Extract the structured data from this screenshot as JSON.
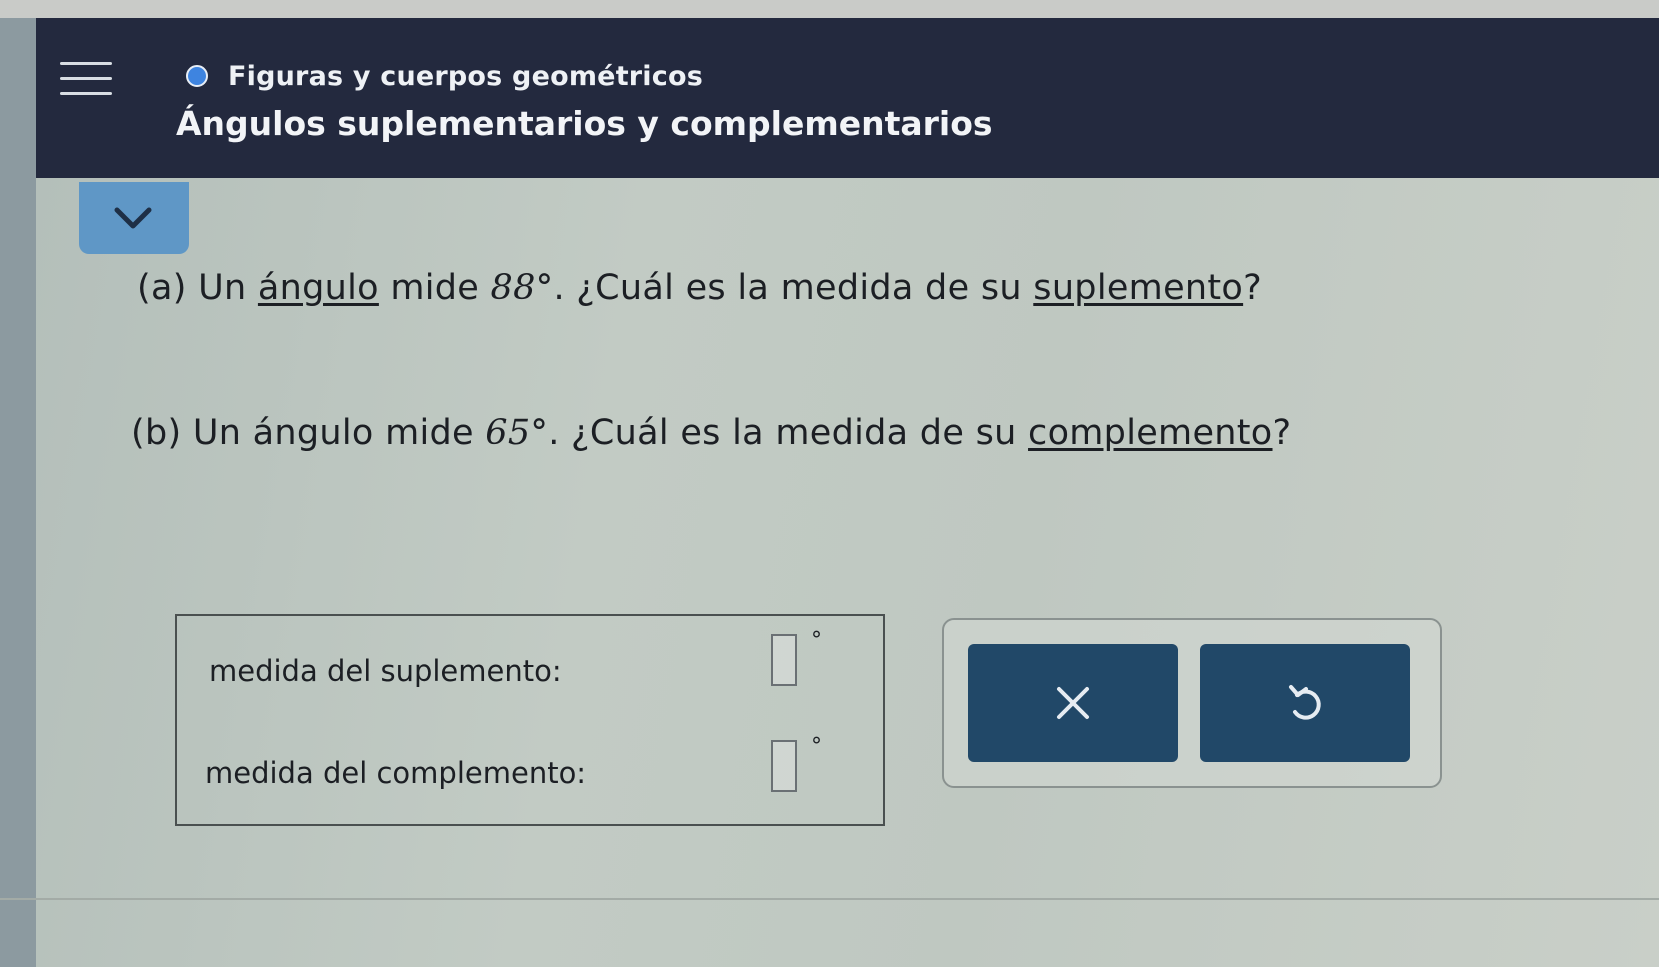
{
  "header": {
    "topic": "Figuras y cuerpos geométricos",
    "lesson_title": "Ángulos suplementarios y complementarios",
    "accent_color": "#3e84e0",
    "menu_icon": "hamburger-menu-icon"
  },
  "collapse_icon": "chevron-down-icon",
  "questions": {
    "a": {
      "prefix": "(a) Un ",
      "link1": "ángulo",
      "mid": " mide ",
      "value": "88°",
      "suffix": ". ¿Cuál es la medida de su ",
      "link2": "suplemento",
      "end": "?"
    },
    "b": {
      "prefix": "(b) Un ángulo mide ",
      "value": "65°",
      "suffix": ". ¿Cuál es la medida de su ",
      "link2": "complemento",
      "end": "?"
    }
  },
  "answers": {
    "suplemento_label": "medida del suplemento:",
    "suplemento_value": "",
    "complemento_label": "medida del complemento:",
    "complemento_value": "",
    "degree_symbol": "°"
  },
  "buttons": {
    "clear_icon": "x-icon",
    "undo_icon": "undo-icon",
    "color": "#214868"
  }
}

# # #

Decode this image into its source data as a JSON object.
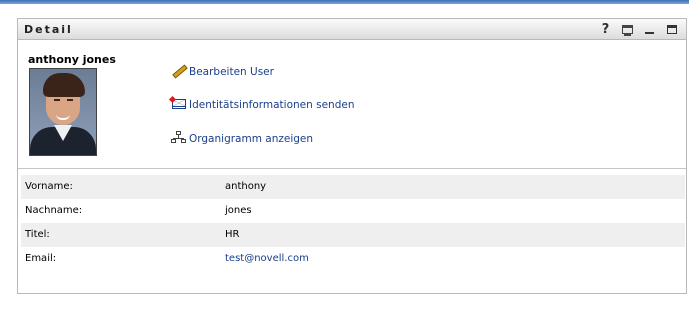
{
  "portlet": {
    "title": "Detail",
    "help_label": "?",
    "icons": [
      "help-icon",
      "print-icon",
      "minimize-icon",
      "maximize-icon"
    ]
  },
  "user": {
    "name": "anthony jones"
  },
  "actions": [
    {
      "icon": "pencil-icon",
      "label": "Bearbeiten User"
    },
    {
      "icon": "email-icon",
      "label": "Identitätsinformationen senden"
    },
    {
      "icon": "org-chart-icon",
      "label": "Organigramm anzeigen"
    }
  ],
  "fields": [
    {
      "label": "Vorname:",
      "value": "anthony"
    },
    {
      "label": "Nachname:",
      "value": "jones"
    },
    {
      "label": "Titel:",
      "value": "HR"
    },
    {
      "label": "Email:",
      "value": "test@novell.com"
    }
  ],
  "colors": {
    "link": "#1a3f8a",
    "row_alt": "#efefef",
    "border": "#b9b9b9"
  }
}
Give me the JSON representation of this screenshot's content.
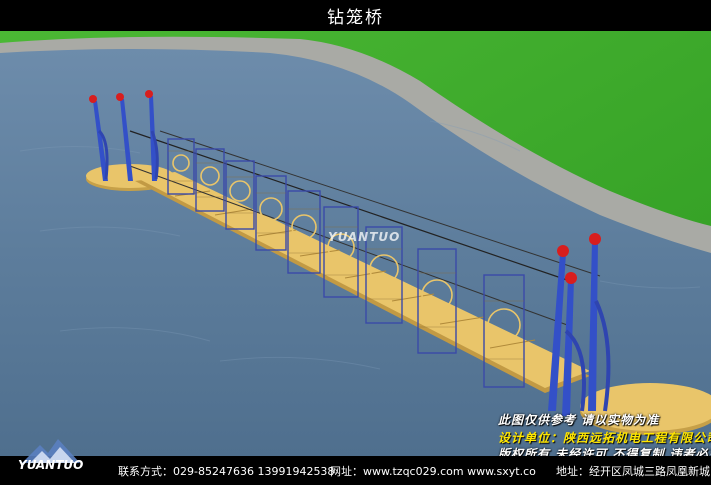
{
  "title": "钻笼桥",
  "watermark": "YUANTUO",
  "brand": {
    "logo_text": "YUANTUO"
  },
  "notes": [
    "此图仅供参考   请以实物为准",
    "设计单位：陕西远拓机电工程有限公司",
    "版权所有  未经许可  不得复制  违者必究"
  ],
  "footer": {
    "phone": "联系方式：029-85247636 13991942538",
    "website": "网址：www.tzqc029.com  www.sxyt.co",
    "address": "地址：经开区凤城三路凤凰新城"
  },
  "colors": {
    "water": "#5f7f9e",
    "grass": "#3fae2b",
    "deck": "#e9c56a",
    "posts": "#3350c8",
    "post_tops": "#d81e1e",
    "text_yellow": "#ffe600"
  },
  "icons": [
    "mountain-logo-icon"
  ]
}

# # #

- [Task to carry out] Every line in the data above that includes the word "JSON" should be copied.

- [Solution for this task]
Extract the structured data from this screenshot as JSON.
Decode this image into its source data as a JSON object.
Give me the JSON representation of this screenshot's content.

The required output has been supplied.